Do children know any differences, prejudice, or stereotypes? Do children notice what color a person is? Many adults assume if we let them play together and leave them alone, everything will be fine.  Some people think that children are unaffected by environments.

Do children know any differences, prejudice, or stereotypes? Do children notice what color a person is? Many adults assume if we let them play together and leave them alone, everything will be fine.  Some people think that children are unaffected by environments.

 However, some studies show that children begin to notice differences and construct classifications very early. Children’s self-concept and attitudes toward others are influenced by societal attitudes through experience with their bodies, social environments, and cognitive developmental stage.

 According to some research, children’s racial awareness may begin from 2 to 5 years old through early observations, but cautions that full understanding arises about age 10 or 11. Three-year-olds begin to notice gender and racial differences as well as physical disabilities. Between 3 and 5 years old, children try to figure out their identities as they journey the path to self-awareness.  They may question: Will I always be a girl?  Will I become a girl if I play with dolls?  Will I become disabled if I play with a handicapped friend?  Will my skin color change?

 Children at 4 or 5 years old perform gender appropriate behavior defined by socially prevailing norms.  They may also use these norms to reject the interaction with children different from themselves such as children of color or disabled. 

In order to prevent the barriers and damage from becoming too deep, parents should teach children the awareness and appreciation of differences.

 Using children’s books is a powerful way to teach children.  Go to the local library to find some books related to gender roles, racial and cultural backgrounds, people with various special needs, family lifestyles, and a range of ages.  When reading to children focus on the differences and ask them questions.

 You may take your children to visit museums or any cultural activities.  This can be a learning opportunity for them to see how people live and dress and what equipment or daily tools they use  for living.  Holiday celebrations, cooking, eating, work tools, clothes, family rituals and traditions, language, and music, can also reflect a variety of cultures.

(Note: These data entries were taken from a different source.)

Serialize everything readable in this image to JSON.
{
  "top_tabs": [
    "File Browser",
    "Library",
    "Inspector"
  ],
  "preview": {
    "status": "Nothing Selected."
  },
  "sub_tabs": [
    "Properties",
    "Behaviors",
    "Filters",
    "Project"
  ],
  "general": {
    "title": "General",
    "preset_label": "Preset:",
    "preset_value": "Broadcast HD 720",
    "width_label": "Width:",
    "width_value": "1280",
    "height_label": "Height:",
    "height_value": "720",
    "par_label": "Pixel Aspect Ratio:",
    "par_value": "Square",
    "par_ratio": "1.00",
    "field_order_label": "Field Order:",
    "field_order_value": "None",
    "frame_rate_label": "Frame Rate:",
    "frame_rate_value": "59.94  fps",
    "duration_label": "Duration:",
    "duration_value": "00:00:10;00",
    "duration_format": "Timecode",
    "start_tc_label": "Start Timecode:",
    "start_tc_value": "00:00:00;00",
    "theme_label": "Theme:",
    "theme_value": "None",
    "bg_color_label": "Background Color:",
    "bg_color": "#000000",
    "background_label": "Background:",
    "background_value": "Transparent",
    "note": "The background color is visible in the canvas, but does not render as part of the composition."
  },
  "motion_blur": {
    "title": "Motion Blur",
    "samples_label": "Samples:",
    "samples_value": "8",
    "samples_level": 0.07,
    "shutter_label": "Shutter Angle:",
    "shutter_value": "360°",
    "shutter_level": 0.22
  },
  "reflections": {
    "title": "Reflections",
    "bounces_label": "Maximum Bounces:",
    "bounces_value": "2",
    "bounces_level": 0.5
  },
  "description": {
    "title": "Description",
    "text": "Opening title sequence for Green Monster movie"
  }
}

 As a parent, your values and attitudes toward the differences also influence your children’s perception of differences.  Remember, providing children opportunities and environments to explore and learn appropriate attitudes and knowledge for effective living in a diverse world is critical to the impact of bias on children’s development.